= Beginning of Section =
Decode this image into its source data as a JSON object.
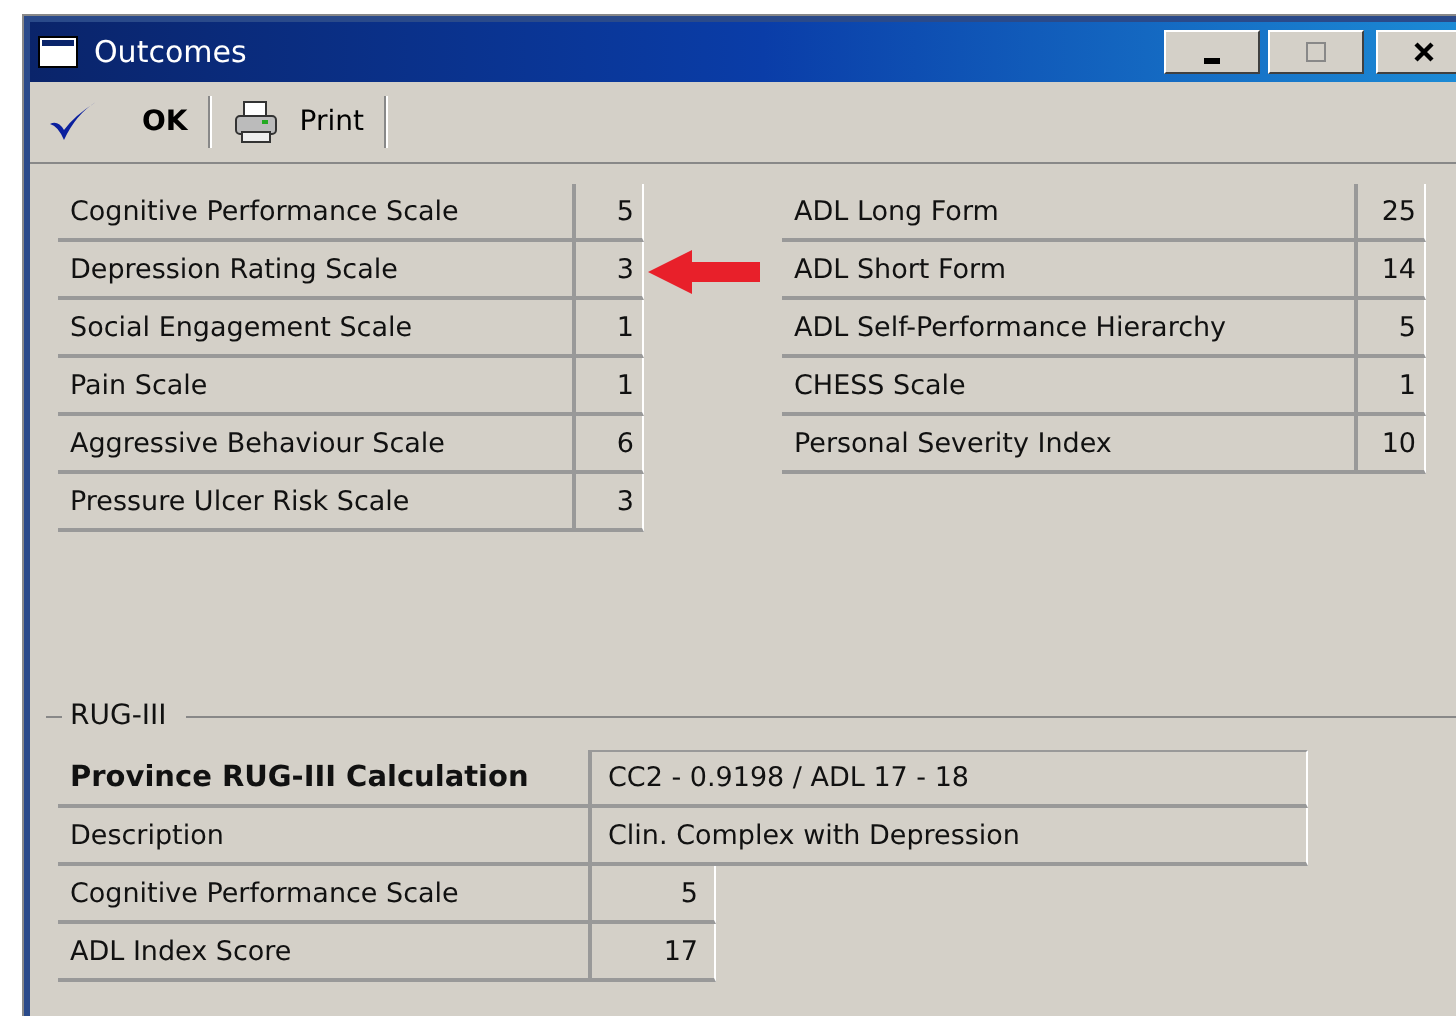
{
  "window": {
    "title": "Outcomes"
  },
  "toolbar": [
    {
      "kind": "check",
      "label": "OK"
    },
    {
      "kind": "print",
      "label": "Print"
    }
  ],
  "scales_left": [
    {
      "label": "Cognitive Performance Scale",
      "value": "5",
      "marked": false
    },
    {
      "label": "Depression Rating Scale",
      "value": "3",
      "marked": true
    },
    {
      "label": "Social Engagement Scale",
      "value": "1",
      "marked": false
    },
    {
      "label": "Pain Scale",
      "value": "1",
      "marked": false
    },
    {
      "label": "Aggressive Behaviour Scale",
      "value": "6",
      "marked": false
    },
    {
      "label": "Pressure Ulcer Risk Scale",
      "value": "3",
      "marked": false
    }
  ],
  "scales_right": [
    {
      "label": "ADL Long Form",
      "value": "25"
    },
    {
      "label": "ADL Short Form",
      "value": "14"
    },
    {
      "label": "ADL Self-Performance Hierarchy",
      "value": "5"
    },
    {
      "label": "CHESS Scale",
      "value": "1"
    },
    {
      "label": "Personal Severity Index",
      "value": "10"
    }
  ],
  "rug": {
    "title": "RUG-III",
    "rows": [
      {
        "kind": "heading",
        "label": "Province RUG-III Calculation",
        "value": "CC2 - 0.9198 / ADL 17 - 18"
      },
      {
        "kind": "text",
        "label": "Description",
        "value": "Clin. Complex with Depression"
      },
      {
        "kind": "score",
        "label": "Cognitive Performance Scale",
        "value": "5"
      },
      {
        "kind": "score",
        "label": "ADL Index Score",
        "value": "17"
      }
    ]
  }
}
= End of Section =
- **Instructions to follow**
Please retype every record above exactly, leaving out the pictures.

- **Result of the task**
Decode this image into its source data as a JSON object.
{
  "window": {
    "title": "Outcomes"
  },
  "toolbar": [
    {
      "kind": "check",
      "label": "OK"
    },
    {
      "kind": "print",
      "label": "Print"
    }
  ],
  "scales_left": [
    {
      "label": "Cognitive Performance Scale",
      "value": "5",
      "marked": false
    },
    {
      "label": "Depression Rating Scale",
      "value": "3",
      "marked": true
    },
    {
      "label": "Social Engagement Scale",
      "value": "1",
      "marked": false
    },
    {
      "label": "Pain Scale",
      "value": "1",
      "marked": false
    },
    {
      "label": "Aggressive Behaviour Scale",
      "value": "6",
      "marked": false
    },
    {
      "label": "Pressure Ulcer Risk Scale",
      "value": "3",
      "marked": false
    }
  ],
  "scales_right": [
    {
      "label": "ADL Long Form",
      "value": "25"
    },
    {
      "label": "ADL Short Form",
      "value": "14"
    },
    {
      "label": "ADL Self-Performance Hierarchy",
      "value": "5"
    },
    {
      "label": "CHESS Scale",
      "value": "1"
    },
    {
      "label": "Personal Severity Index",
      "value": "10"
    }
  ],
  "rug": {
    "title": "RUG-III",
    "rows": [
      {
        "kind": "heading",
        "label": "Province RUG-III Calculation",
        "value": "CC2 - 0.9198 / ADL 17 - 18"
      },
      {
        "kind": "text",
        "label": "Description",
        "value": "Clin. Complex with Depression"
      },
      {
        "kind": "score",
        "label": "Cognitive Performance Scale",
        "value": "5"
      },
      {
        "kind": "score",
        "label": "ADL Index Score",
        "value": "17"
      }
    ]
  }
}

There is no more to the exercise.